What’s Wrong with this Picture?
David Harry Stewart, award winning editorial photographer and founder of Ageist has thousands of reasons why age demographic data is under-serving the bottom line of major brands and corporations. Working in the editorial industry for much of his career, Stewart noticed that advertisements targeting +50 consumers are still casting an old message that should have been retired long ago.
The End of Demographics
Consumer research providers commonly segment groups by targeting behaviors associated with age demographics. Age segments are loosely defined in buzzworthy terms such as “Baby Boomer,” “GenX,” “Millennial,” “GenZ,” and “Alpha,” to name a few. “Millennials” seem to be the only generation who can openly object to being labeled. As newer marketing methods develop, brands are turning toward psychographic analysis and ageism is becoming obsolete.

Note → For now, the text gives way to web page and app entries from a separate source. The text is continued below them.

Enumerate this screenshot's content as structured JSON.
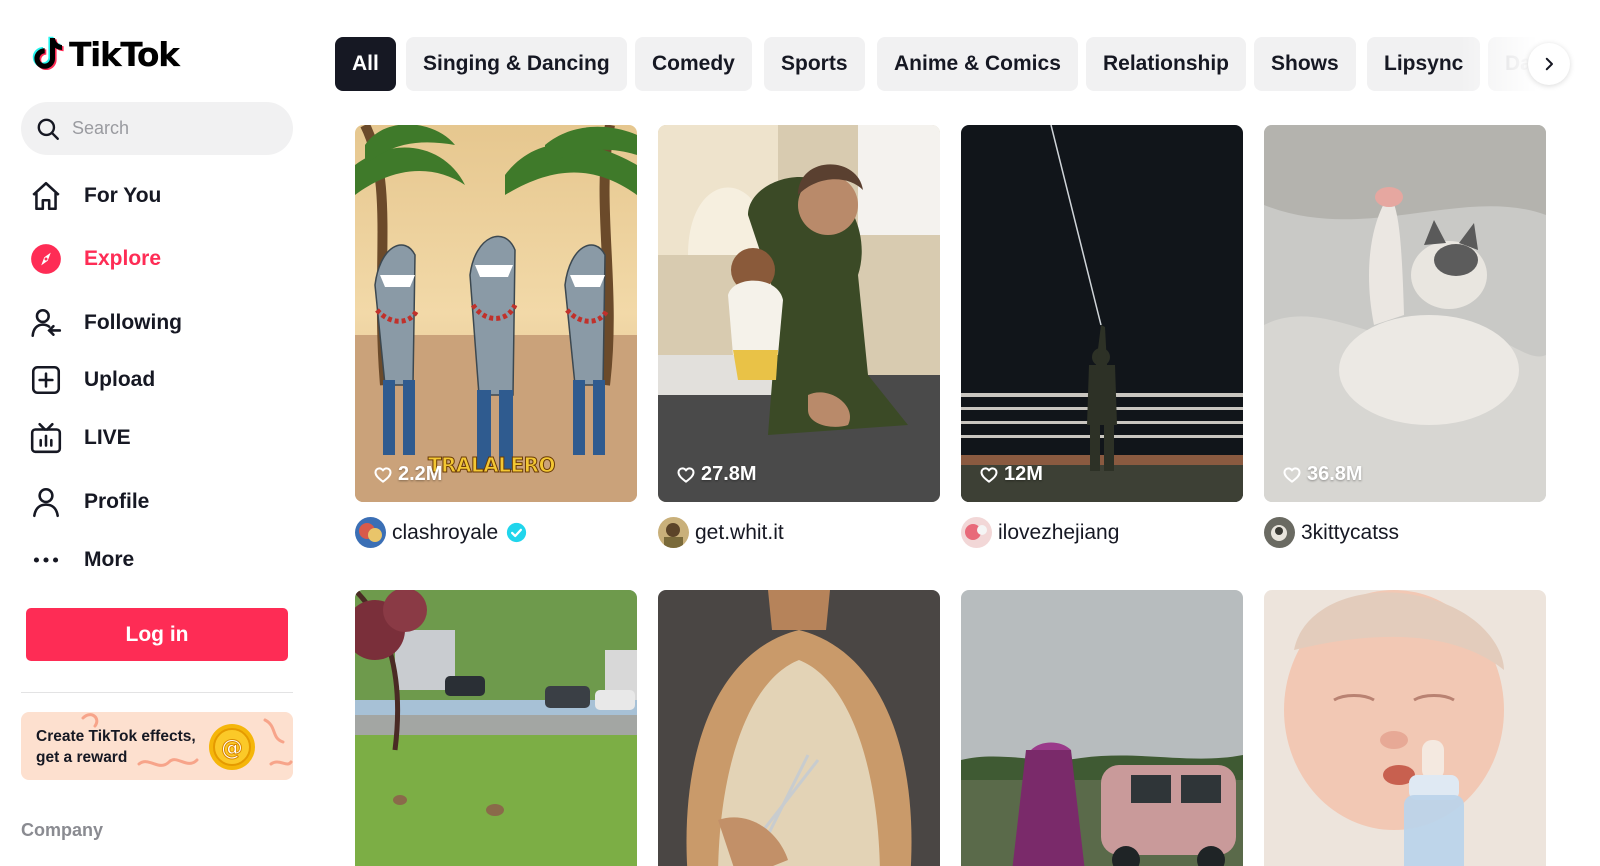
{
  "app": {
    "logo_text": "TikTok"
  },
  "search": {
    "placeholder": "Search"
  },
  "nav": {
    "for_you": "For You",
    "explore": "Explore",
    "following": "Following",
    "upload": "Upload",
    "live": "LIVE",
    "profile": "Profile",
    "more": "More"
  },
  "login": {
    "label": "Log in"
  },
  "promo": {
    "line1": "Create TikTok effects,",
    "line2": "get a reward"
  },
  "footer": {
    "company": "Company"
  },
  "categories": [
    "All",
    "Singing & Dancing",
    "Comedy",
    "Sports",
    "Anime & Comics",
    "Relationship",
    "Shows",
    "Lipsync",
    "Da"
  ],
  "categories_selected": "All",
  "videos": [
    {
      "likes": "2.2M",
      "author": "clashroyale",
      "verified": true,
      "overlay_text": "TRALALERO"
    },
    {
      "likes": "27.8M",
      "author": "get.whit.it"
    },
    {
      "likes": "12M",
      "author": "ilovezhejiang"
    },
    {
      "likes": "36.8M",
      "author": "3kittycatss"
    },
    {
      "likes": "",
      "author": ""
    },
    {
      "likes": "",
      "author": ""
    },
    {
      "likes": "",
      "author": ""
    },
    {
      "likes": "",
      "author": ""
    }
  ],
  "colors": {
    "brand": "#fe2c55",
    "text": "#161823",
    "chip_bg": "#f1f1f2",
    "verified": "#20d5ec"
  }
}
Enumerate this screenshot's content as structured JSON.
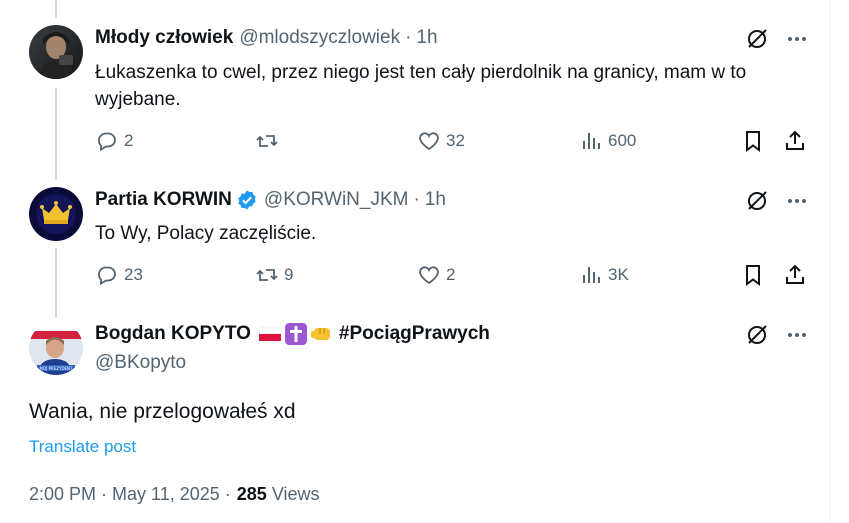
{
  "posts": [
    {
      "name": "Młody człowiek",
      "handle": "@mlodszyczlowiek",
      "dot": "·",
      "time": "1h",
      "text": "Łukaszenka to cwel, przez niego jest ten cały pierdolnik na granicy, mam w to wyjebane.",
      "replies": "2",
      "reposts": "",
      "likes": "32",
      "views": "600"
    },
    {
      "name": "Partia KORWIN",
      "handle": "@KORWiN_JKM",
      "dot": "·",
      "time": "1h",
      "text": "To Wy, Polacy zaczęliście.",
      "replies": "23",
      "reposts": "9",
      "likes": "2",
      "views": "3K"
    }
  ],
  "main": {
    "name": "Bogdan KOPYTO",
    "hashtag": "#PociągPrawych",
    "handle": "@BKopyto",
    "text": "Wania, nie przelogowałeś xd",
    "translate": "Translate post",
    "timestamp": "2:00 PM · May 11, 2025 ·",
    "views_count": "285",
    "views_label": "Views"
  },
  "colors": {
    "text": "#0f1419",
    "secondary": "#536471",
    "link": "#1d9bf0",
    "thread": "#cfd9de",
    "verified": "#1d9bf0"
  },
  "icons": [
    "grok-icon",
    "more-icon",
    "reply-icon",
    "repost-icon",
    "like-icon",
    "views-icon",
    "bookmark-icon",
    "share-icon",
    "verified-badge-icon",
    "poland-flag-emoji",
    "latin-cross-emoji",
    "oncoming-fist-emoji"
  ]
}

Stewart has uncovered an affluent tribe over the age of fifty that has not been “acting their age.” Through investigative research and engaging his community, Stewart found +50 to have more in common with “Millennials” than with their parent’s generation at the same age. Recent WGSN reports indicate that “Boomers” and “Millennials” alike, are seeking adventure, favoring experiences over objects and tend to be more self-indulgent. The primary difference besides years of experience, is discretionary income, of which “Boomers” control about 70% in the United States.

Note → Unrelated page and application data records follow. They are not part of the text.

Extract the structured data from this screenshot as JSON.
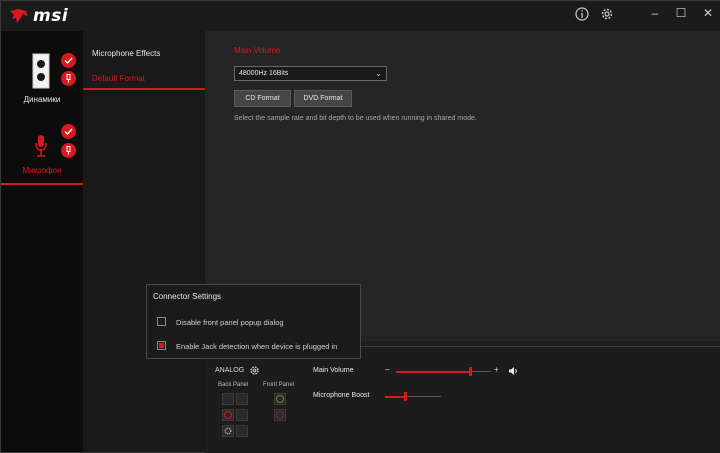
{
  "app": {
    "logo_text": "msi",
    "window_controls": {
      "minimize": "–",
      "maximize": "☐",
      "close": "✕"
    }
  },
  "devices": [
    {
      "label": "Динамики",
      "icon": "speaker-icon",
      "selected": false
    },
    {
      "label": "Микрофон",
      "icon": "microphone-icon",
      "selected": true
    }
  ],
  "submenu": {
    "items": [
      {
        "label": "Microphone Effects",
        "selected": false
      },
      {
        "label": "Default Format",
        "selected": true
      }
    ]
  },
  "main": {
    "section_label": "Main Volume",
    "format_select": {
      "value": "48000Hz 16Bits"
    },
    "cd_button": "CD Format",
    "dvd_button": "DVD Format",
    "description": "Select the sample rate and bit depth to be used when running in shared mode."
  },
  "bottom": {
    "analog_label": "ANALOG",
    "back_panel_label": "Back Panel",
    "front_panel_label": "Front Panel",
    "main_volume_label": "Main Volume",
    "minus": "–",
    "plus": "+",
    "main_volume_level": 0.78,
    "mic_boost_label": "Microphone Boost",
    "mic_boost_level": 0.35
  },
  "popup": {
    "title": "Connector Settings",
    "options": [
      {
        "label": "Disable front panel popup dialog",
        "checked": false
      },
      {
        "label": "Enable Jack detection when device is plugged in",
        "checked": true
      }
    ]
  },
  "colors": {
    "accent": "#d7191e",
    "background": "#1e1e1e"
  }
}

What is Ageist?
Ageist was created to engage a vivacious, active and confident tribe in the “Fifth Phase” of life Stewart calls the “Ultra-Adult”. The Ultra-Adult is an active, independent, mid to high level earner who chooses to work or has started their own business. The Ultra-Adult is an aspirational influencer living their “Best Life.” In fact, 25% of Ageist’s audience are under the age of 30 with 18% of subscribers in their 20’s. As the young and ambitious launch careers, start families or businesses, they are looking for mentors to follow and be inspired by.
The Ultra-Adult in the Workplace

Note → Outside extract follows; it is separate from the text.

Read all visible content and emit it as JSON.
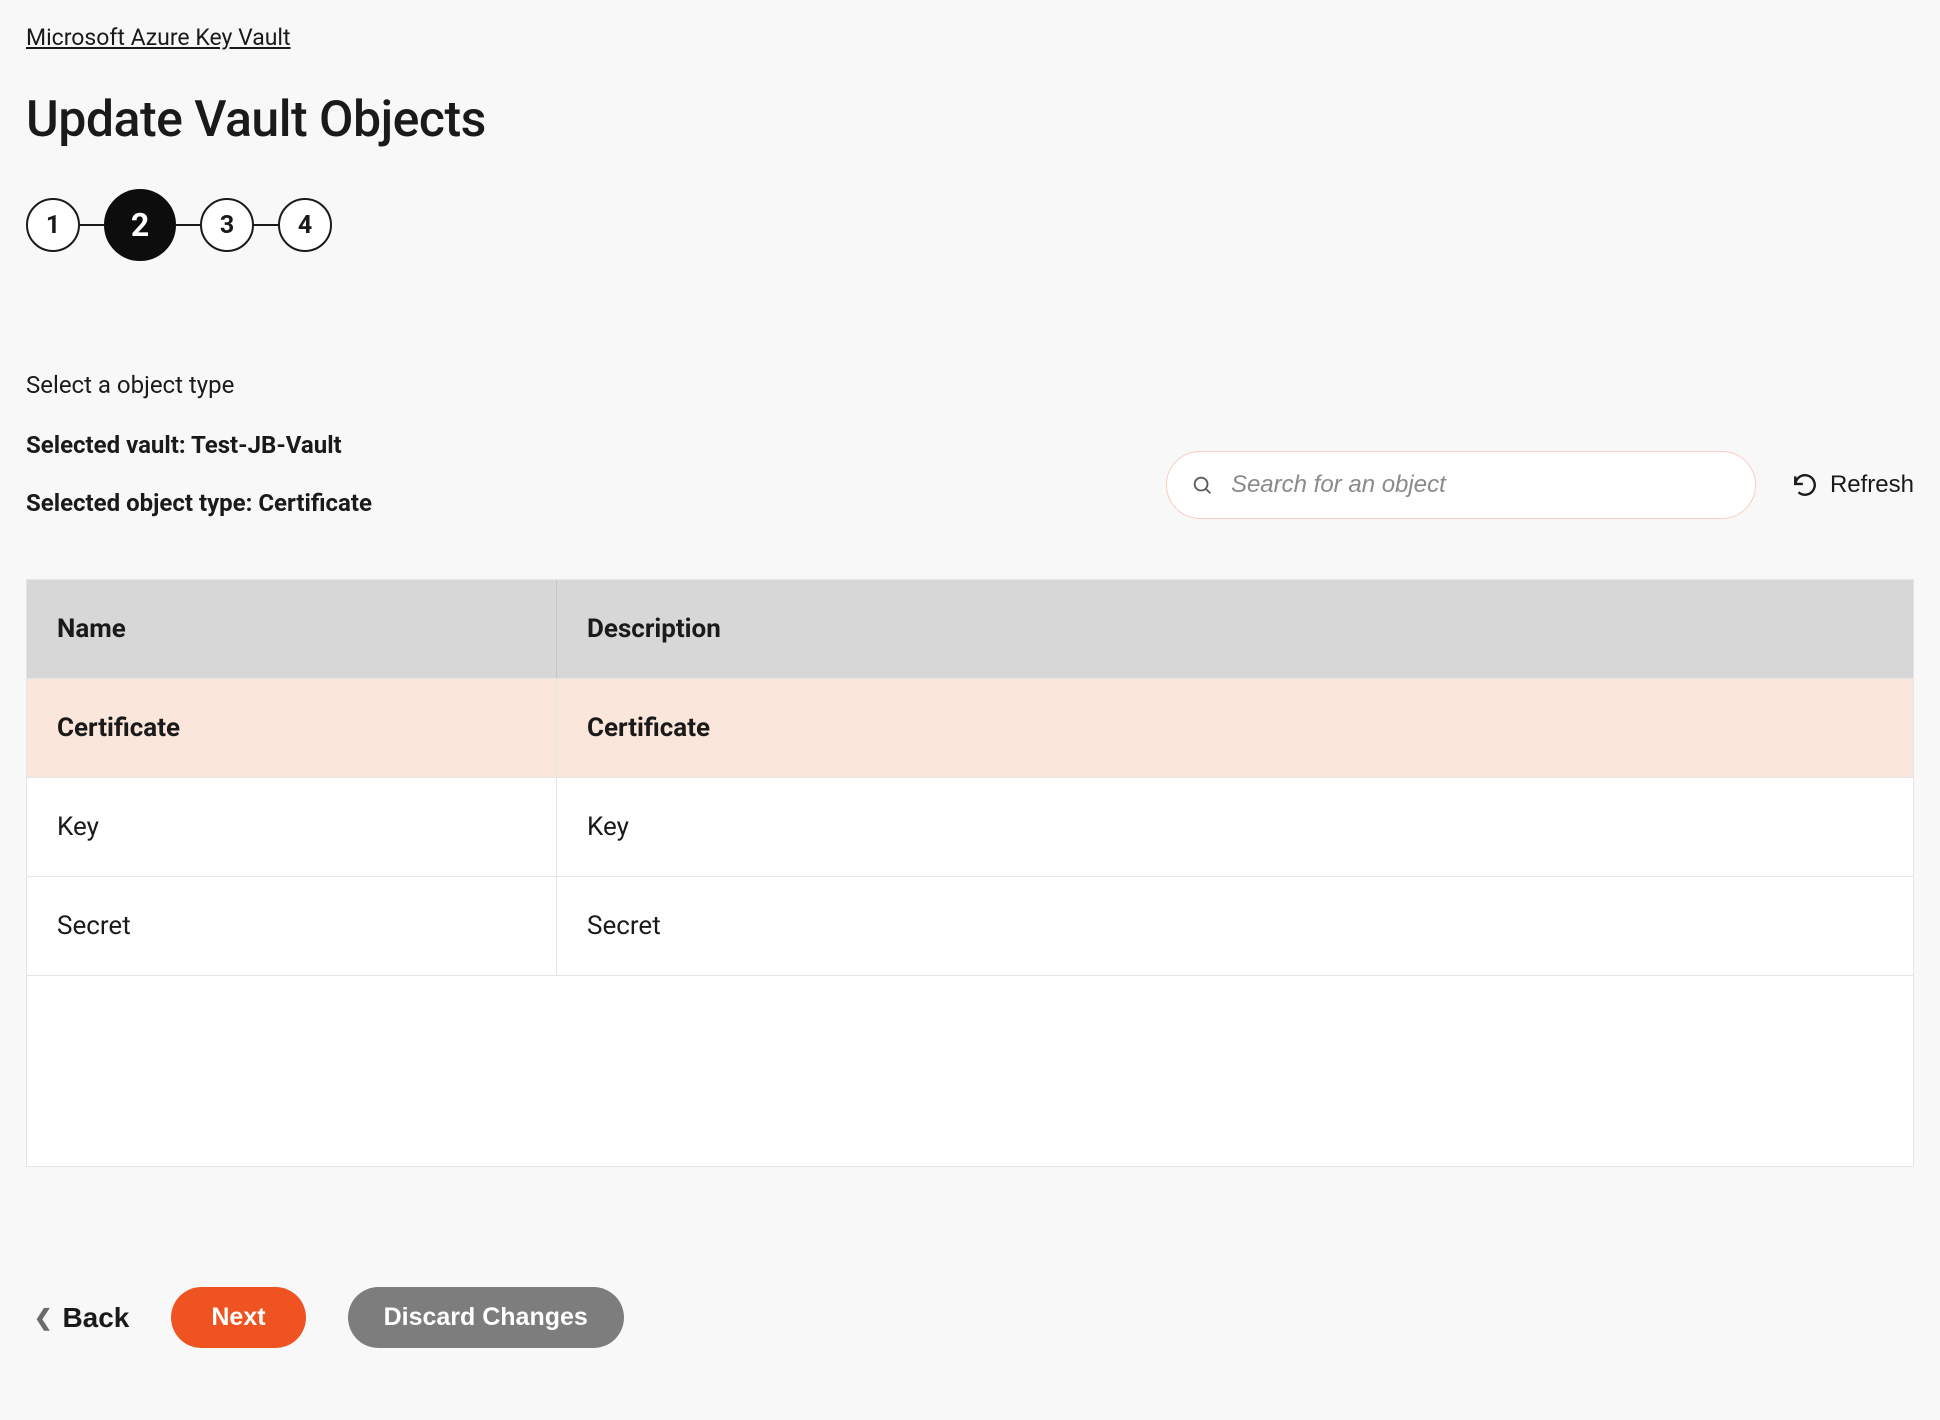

Stewart suggests that brands are losing valuable revenue by missing the mark in messaging to older consumers. What may not be as obvious is that brands are also falling short of their potential by not retaining or hiring from this set of experienced, affluent and adventurous pool of talented professionals. If younger generations aspire to this lifestyle, certainly there is added value to having a culture of mentor and mentee in the workplace.
This psychographic profile is an important message because it is aspirational to younger audiences as well as +50. It is a future forward, optimistic and abundance mindset that values quality and experience. Ageist is branding a highly edited lifestyle that encompasses intellectual, athletic, sport, travel and leisure pursuits in addition to meaningful, self-fulfilling work.
Best Life Scenario
If brands cascade this aspirational message of experience, optimism, abundance, health and independence to audiences, they could reach a larger population and resonate with generational longevity. Advertising with a positive message can influence culture and shatter stigmas surrounding aging, youth and middle age. Athleta and John Varvatos have done an excellent job casting mature figures in advertising. In the workplace, Ed Catmull’s “Brain Trust” culture at Pixar is a good example of mentor and mentee benefits leading to company growth and success. You can read about the Brain Trust in Catmull’s book, “Creativity, Inc.”
It is important to get this message right; flimsy attempts will instead be perceived as condescending or out of touch by the consumer and employees. It is important for brands to conduct thorough research and develop a relevant message that is consistent and an integrated part of the brand’s DNA. For more inspiration on this topic, check out some great stories at Ageist.